(Material to process begins)
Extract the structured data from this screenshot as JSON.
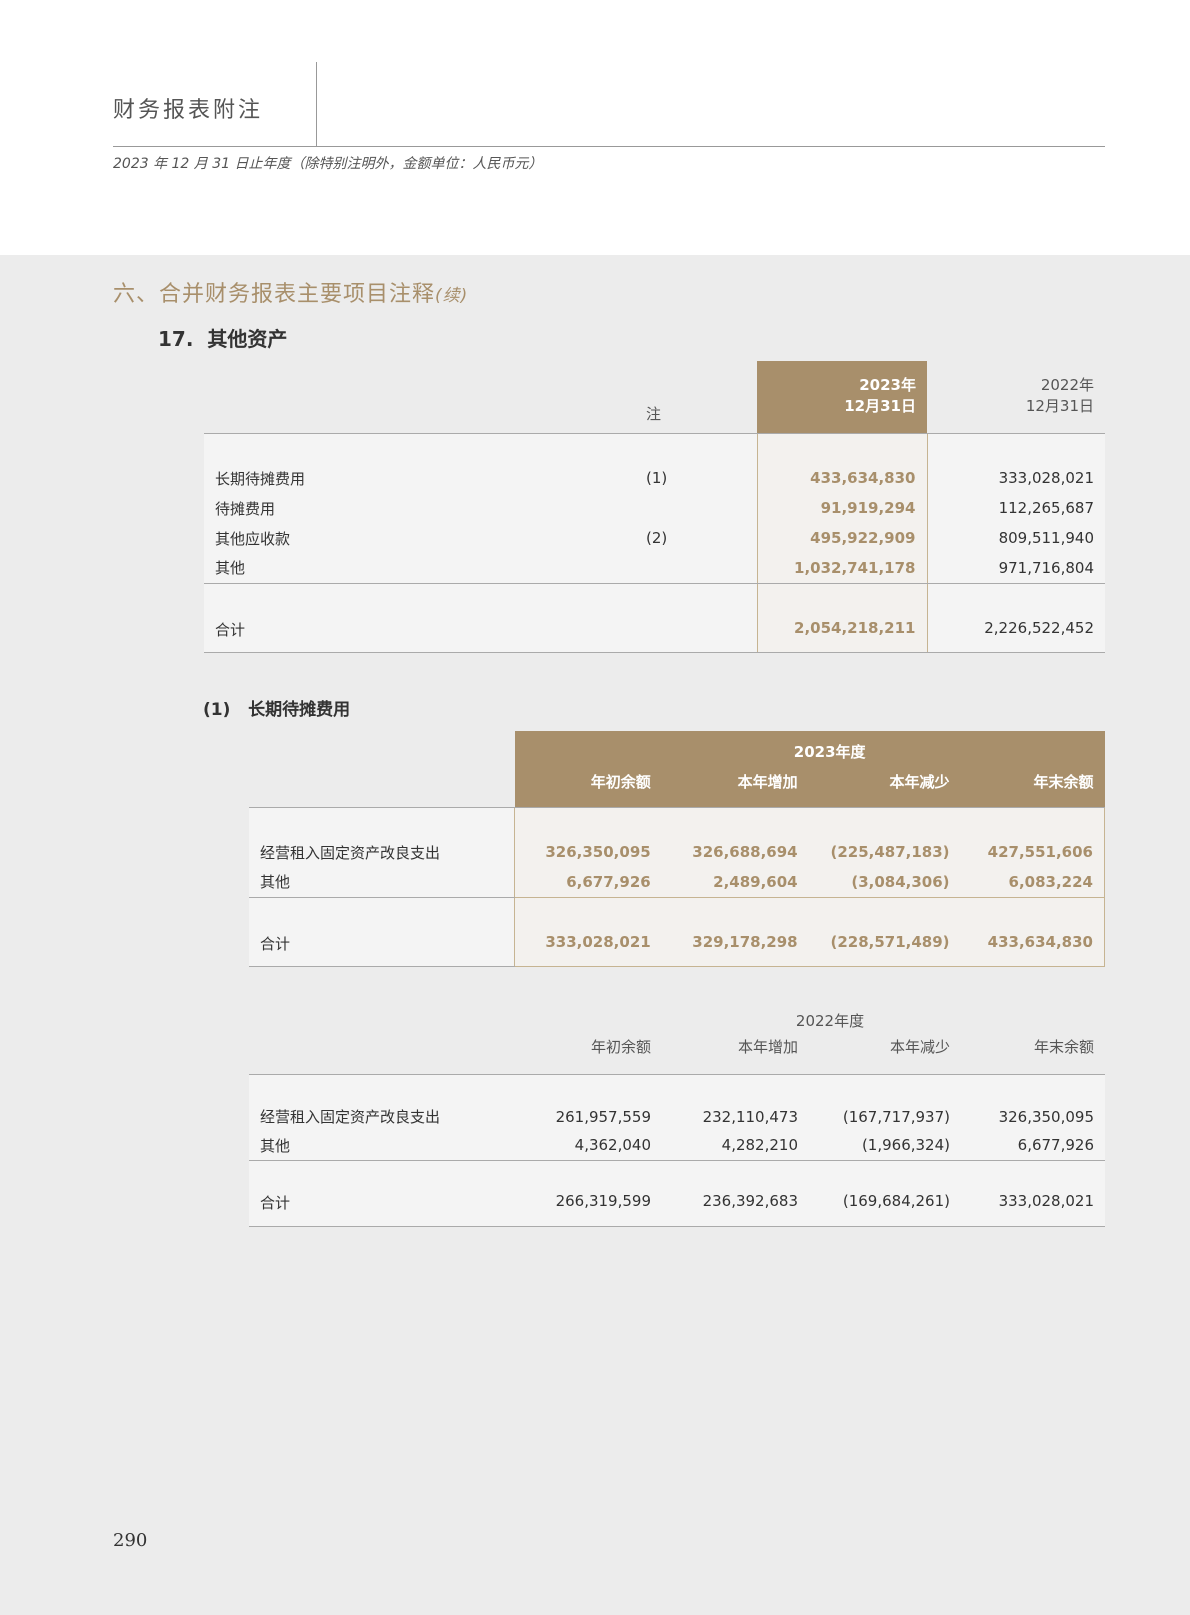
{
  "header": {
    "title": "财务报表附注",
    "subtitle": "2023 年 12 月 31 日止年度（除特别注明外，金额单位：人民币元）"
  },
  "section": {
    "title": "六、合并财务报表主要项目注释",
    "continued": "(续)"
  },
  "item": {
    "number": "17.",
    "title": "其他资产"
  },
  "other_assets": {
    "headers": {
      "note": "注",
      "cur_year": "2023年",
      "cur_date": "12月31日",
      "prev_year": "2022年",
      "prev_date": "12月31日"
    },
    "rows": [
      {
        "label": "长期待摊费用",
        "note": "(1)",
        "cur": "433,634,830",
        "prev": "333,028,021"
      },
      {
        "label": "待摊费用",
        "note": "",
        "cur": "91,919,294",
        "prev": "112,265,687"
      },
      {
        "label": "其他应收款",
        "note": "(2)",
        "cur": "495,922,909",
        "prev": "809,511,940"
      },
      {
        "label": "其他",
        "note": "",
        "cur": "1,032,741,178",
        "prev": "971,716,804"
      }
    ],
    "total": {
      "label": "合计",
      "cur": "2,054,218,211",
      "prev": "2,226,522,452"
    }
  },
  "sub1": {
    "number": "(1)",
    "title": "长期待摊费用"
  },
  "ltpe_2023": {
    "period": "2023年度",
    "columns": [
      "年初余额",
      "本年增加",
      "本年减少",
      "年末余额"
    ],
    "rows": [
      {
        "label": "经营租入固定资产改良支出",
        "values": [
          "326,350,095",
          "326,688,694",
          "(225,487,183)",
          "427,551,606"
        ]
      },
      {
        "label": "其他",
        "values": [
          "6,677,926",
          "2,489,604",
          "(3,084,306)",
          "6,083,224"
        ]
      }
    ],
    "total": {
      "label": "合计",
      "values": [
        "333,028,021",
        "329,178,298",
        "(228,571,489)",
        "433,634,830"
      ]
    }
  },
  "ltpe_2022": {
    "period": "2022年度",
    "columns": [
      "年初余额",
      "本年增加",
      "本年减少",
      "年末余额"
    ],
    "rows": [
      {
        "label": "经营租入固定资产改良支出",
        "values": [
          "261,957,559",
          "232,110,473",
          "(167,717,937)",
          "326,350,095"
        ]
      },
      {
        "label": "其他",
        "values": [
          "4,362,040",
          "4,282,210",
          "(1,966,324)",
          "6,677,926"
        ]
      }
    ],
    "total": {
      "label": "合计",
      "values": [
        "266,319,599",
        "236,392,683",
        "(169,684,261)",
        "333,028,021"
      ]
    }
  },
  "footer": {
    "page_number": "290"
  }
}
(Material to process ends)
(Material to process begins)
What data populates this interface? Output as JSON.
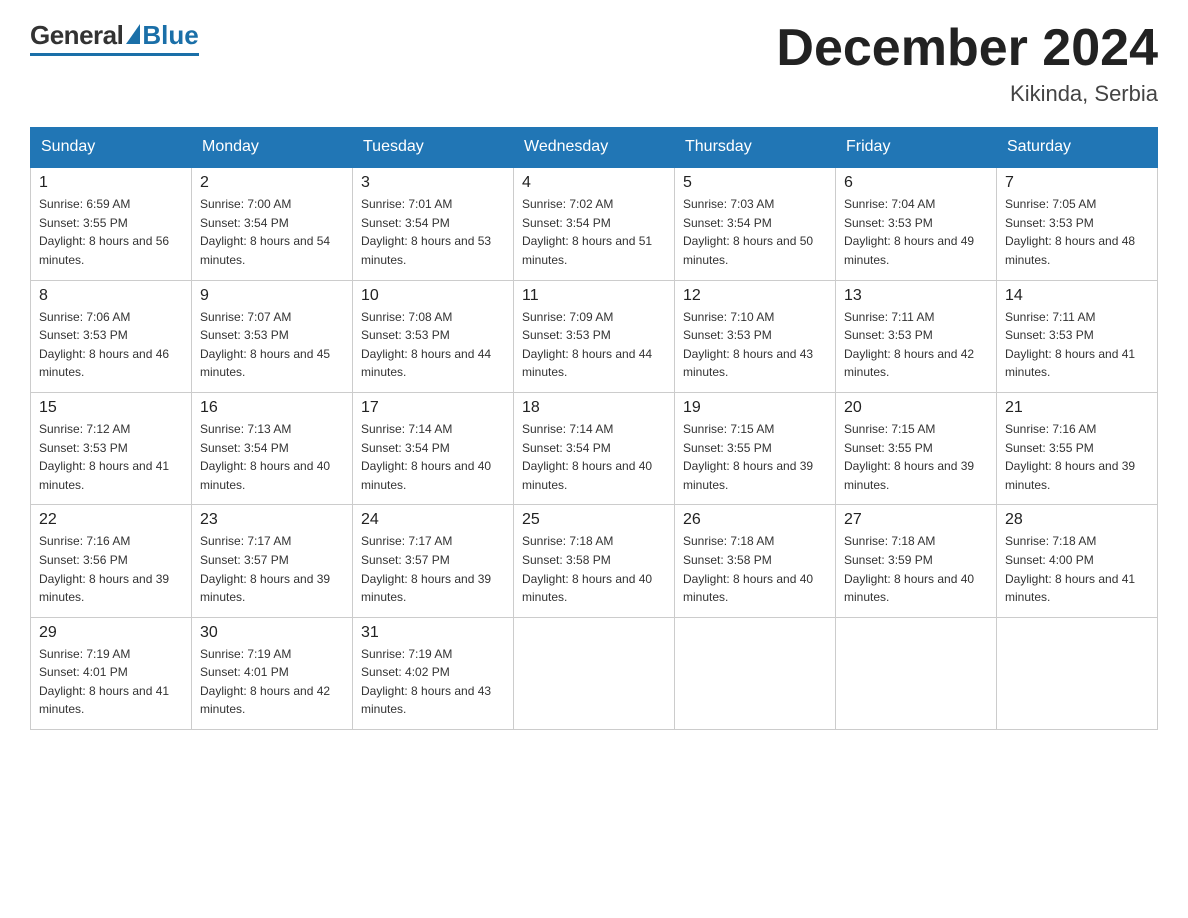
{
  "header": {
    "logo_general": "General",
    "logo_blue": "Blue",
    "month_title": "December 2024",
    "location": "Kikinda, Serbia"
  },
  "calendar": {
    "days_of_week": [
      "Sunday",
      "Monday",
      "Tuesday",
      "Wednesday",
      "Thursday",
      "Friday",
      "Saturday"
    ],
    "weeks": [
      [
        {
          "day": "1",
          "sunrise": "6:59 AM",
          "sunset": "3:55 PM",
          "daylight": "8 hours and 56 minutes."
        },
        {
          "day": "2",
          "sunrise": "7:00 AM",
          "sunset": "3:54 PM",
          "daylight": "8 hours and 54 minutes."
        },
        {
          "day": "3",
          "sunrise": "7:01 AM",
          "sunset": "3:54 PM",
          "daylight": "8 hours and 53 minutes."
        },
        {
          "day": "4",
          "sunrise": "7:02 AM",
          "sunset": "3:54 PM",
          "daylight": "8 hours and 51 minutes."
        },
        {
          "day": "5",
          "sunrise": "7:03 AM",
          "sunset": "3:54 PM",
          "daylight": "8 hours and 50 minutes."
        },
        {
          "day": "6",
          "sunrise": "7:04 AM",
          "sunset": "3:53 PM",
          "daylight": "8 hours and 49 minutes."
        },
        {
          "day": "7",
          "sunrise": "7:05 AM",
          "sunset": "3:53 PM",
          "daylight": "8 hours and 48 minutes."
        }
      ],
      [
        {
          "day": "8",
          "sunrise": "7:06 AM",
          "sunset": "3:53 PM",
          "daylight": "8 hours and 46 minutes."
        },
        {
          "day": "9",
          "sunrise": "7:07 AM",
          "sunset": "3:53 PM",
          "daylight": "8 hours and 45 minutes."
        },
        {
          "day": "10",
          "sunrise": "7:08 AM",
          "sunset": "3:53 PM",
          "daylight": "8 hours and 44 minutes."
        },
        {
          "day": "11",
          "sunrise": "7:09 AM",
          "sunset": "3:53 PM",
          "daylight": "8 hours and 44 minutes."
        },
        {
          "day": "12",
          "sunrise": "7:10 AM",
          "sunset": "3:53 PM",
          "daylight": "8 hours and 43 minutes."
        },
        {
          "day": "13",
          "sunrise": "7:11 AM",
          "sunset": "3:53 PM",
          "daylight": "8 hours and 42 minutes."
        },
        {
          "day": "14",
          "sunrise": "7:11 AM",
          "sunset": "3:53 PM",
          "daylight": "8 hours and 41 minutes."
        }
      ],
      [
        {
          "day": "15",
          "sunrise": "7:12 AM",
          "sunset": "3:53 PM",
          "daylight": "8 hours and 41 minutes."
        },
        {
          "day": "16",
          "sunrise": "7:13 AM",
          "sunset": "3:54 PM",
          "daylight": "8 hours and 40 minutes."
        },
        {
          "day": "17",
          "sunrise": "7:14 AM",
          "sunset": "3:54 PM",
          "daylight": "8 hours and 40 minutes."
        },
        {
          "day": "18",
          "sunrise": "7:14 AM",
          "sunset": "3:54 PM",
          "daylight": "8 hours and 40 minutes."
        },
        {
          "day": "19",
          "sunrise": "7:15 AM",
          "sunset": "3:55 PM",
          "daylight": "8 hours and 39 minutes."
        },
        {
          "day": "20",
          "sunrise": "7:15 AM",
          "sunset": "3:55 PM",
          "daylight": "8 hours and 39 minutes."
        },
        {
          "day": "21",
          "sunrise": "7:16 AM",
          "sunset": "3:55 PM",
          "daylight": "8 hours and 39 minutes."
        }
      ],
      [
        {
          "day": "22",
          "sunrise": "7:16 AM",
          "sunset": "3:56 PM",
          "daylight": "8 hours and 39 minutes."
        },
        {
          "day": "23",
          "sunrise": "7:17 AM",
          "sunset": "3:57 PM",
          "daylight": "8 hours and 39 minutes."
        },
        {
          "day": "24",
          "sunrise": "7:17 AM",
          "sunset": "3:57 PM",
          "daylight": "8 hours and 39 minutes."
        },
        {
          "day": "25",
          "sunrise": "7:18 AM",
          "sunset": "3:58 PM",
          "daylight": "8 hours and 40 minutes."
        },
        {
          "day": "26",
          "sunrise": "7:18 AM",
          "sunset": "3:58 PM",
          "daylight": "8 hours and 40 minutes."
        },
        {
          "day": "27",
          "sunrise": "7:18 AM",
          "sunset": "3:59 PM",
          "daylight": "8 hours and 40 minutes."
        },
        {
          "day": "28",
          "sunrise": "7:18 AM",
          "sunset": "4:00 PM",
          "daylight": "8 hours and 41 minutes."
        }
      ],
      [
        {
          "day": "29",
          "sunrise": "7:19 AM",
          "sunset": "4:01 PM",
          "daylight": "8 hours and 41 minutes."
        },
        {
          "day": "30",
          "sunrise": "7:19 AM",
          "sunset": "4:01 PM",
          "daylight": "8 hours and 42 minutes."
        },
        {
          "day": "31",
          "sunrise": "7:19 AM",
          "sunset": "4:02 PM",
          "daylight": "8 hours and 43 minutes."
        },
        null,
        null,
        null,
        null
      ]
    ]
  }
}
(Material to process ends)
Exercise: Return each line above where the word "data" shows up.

Written reply:
Extract the structured data from this screenshot as JSON.
What data populates this interface? Output as JSON.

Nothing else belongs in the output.